━━━ SUPPLIED MATERIAL ━━━

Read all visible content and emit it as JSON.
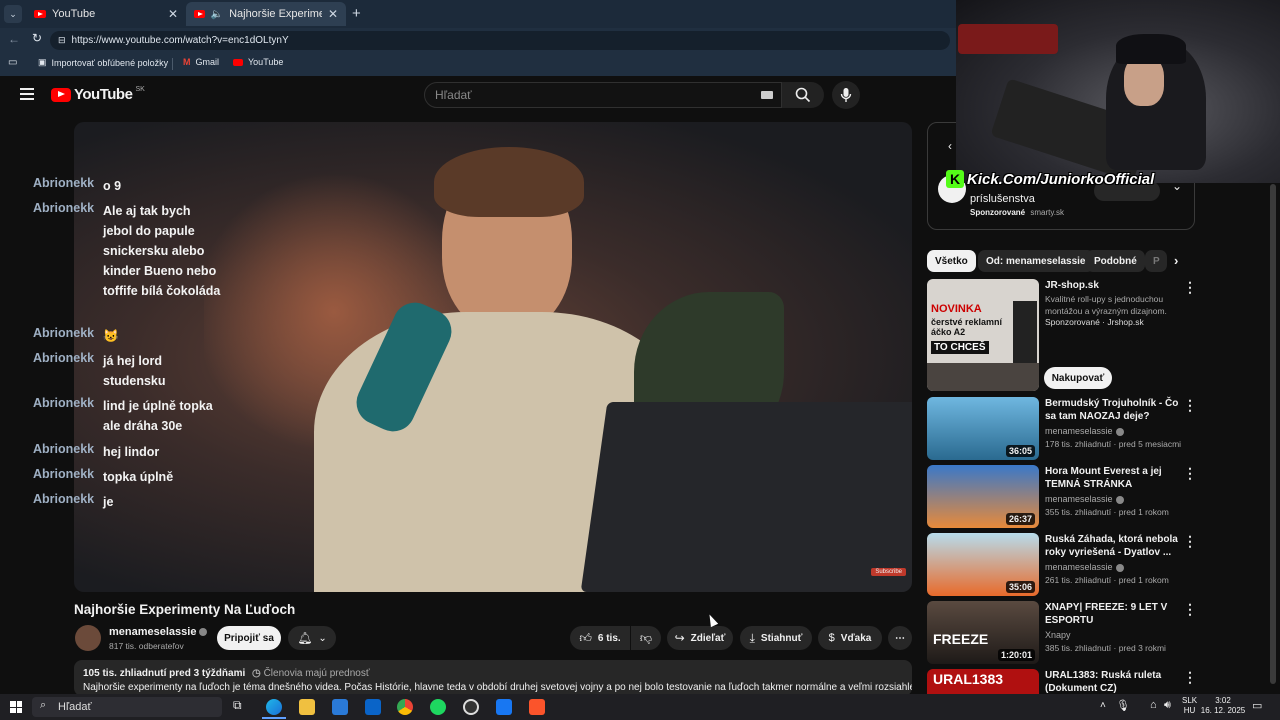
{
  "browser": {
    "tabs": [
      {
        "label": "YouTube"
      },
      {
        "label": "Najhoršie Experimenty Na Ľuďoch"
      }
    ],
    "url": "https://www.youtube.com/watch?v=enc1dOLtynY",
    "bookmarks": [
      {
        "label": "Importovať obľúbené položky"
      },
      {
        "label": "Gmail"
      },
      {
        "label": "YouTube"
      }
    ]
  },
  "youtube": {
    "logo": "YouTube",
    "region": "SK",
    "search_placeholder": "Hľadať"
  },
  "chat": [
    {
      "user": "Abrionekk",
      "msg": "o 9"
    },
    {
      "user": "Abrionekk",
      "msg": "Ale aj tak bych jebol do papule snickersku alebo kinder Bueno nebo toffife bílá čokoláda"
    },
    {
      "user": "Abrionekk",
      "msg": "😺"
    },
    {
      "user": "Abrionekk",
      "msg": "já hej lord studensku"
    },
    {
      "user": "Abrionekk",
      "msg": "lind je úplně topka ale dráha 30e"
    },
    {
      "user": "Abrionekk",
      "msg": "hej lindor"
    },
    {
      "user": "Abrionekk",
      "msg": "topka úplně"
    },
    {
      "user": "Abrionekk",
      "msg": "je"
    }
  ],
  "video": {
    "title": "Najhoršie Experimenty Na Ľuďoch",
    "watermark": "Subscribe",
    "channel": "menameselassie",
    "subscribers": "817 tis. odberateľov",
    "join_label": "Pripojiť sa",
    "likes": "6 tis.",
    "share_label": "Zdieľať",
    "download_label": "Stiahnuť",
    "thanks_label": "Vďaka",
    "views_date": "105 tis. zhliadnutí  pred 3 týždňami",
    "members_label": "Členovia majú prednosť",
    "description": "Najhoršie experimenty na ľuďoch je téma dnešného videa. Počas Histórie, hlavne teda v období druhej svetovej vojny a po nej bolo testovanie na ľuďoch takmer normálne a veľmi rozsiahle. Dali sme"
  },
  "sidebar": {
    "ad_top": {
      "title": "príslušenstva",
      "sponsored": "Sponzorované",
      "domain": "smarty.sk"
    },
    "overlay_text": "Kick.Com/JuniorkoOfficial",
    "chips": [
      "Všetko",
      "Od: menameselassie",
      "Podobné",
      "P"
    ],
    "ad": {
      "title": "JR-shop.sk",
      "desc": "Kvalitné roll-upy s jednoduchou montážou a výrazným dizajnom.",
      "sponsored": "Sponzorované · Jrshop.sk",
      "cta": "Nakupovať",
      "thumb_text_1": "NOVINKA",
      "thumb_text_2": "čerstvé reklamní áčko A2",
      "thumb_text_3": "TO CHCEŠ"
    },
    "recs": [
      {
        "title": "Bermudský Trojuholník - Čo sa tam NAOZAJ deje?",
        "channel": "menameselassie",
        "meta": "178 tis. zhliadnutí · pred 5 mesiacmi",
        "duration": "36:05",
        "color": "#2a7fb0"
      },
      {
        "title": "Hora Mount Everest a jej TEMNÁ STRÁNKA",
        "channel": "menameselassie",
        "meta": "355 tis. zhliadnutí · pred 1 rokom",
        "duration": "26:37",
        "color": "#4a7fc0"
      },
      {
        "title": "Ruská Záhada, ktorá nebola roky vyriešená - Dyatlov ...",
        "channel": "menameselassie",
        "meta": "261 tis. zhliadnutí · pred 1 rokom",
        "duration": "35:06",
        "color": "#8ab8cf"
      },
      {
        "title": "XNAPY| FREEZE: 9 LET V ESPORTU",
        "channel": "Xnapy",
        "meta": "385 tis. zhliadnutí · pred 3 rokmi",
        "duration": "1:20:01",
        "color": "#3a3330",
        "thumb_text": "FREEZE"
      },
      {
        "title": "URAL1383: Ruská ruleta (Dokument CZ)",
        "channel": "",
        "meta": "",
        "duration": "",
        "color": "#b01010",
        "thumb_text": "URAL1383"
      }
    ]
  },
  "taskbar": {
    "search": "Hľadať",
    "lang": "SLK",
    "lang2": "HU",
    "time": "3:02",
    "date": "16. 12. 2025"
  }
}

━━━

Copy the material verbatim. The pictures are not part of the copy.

Read all visible content and emit it as JSON.
{
  "browser": {
    "tabs": [
      {
        "label": "YouTube"
      },
      {
        "label": "Najhoršie Experimenty Na Ľuďoch"
      }
    ],
    "url": "https://www.youtube.com/watch?v=enc1dOLtynY",
    "bookmarks": [
      {
        "label": "Importovať obľúbené položky"
      },
      {
        "label": "Gmail"
      },
      {
        "label": "YouTube"
      }
    ]
  },
  "youtube": {
    "logo": "YouTube",
    "region": "SK",
    "search_placeholder": "Hľadať"
  },
  "chat": [
    {
      "user": "Abrionekk",
      "msg": "o 9"
    },
    {
      "user": "Abrionekk",
      "msg": "Ale aj tak bych jebol do papule snickersku alebo kinder Bueno nebo toffife bílá čokoláda"
    },
    {
      "user": "Abrionekk",
      "msg": "😺"
    },
    {
      "user": "Abrionekk",
      "msg": "já hej lord studensku"
    },
    {
      "user": "Abrionekk",
      "msg": "lind je úplně topka ale dráha 30e"
    },
    {
      "user": "Abrionekk",
      "msg": "hej lindor"
    },
    {
      "user": "Abrionekk",
      "msg": "topka úplně"
    },
    {
      "user": "Abrionekk",
      "msg": "je"
    }
  ],
  "video": {
    "title": "Najhoršie Experimenty Na Ľuďoch",
    "watermark": "Subscribe",
    "channel": "menameselassie",
    "subscribers": "817 tis. odberateľov",
    "join_label": "Pripojiť sa",
    "likes": "6 tis.",
    "share_label": "Zdieľať",
    "download_label": "Stiahnuť",
    "thanks_label": "Vďaka",
    "views_date": "105 tis. zhliadnutí  pred 3 týždňami",
    "members_label": "Členovia majú prednosť",
    "description": "Najhoršie experimenty na ľuďoch je téma dnešného videa. Počas Histórie, hlavne teda v období druhej svetovej vojny a po nej bolo testovanie na ľuďoch takmer normálne a veľmi rozsiahle. Dali sme"
  },
  "sidebar": {
    "ad_top": {
      "title": "príslušenstva",
      "sponsored": "Sponzorované",
      "domain": "smarty.sk"
    },
    "overlay_text": "Kick.Com/JuniorkoOfficial",
    "chips": [
      "Všetko",
      "Od: menameselassie",
      "Podobné",
      "P"
    ],
    "ad": {
      "title": "JR-shop.sk",
      "desc": "Kvalitné roll-upy s jednoduchou montážou a výrazným dizajnom.",
      "sponsored": "Sponzorované · Jrshop.sk",
      "cta": "Nakupovať",
      "thumb_text_1": "NOVINKA",
      "thumb_text_2": "čerstvé reklamní áčko A2",
      "thumb_text_3": "TO CHCEŠ"
    },
    "recs": [
      {
        "title": "Bermudský Trojuholník - Čo sa tam NAOZAJ deje?",
        "channel": "menameselassie",
        "meta": "178 tis. zhliadnutí · pred 5 mesiacmi",
        "duration": "36:05",
        "color": "#2a7fb0"
      },
      {
        "title": "Hora Mount Everest a jej TEMNÁ STRÁNKA",
        "channel": "menameselassie",
        "meta": "355 tis. zhliadnutí · pred 1 rokom",
        "duration": "26:37",
        "color": "#4a7fc0"
      },
      {
        "title": "Ruská Záhada, ktorá nebola roky vyriešená - Dyatlov ...",
        "channel": "menameselassie",
        "meta": "261 tis. zhliadnutí · pred 1 rokom",
        "duration": "35:06",
        "color": "#8ab8cf"
      },
      {
        "title": "XNAPY| FREEZE: 9 LET V ESPORTU",
        "channel": "Xnapy",
        "meta": "385 tis. zhliadnutí · pred 3 rokmi",
        "duration": "1:20:01",
        "color": "#3a3330",
        "thumb_text": "FREEZE"
      },
      {
        "title": "URAL1383: Ruská ruleta (Dokument CZ)",
        "channel": "",
        "meta": "",
        "duration": "",
        "color": "#b01010",
        "thumb_text": "URAL1383"
      }
    ]
  },
  "taskbar": {
    "search": "Hľadať",
    "lang": "SLK",
    "lang2": "HU",
    "time": "3:02",
    "date": "16. 12. 2025"
  }
}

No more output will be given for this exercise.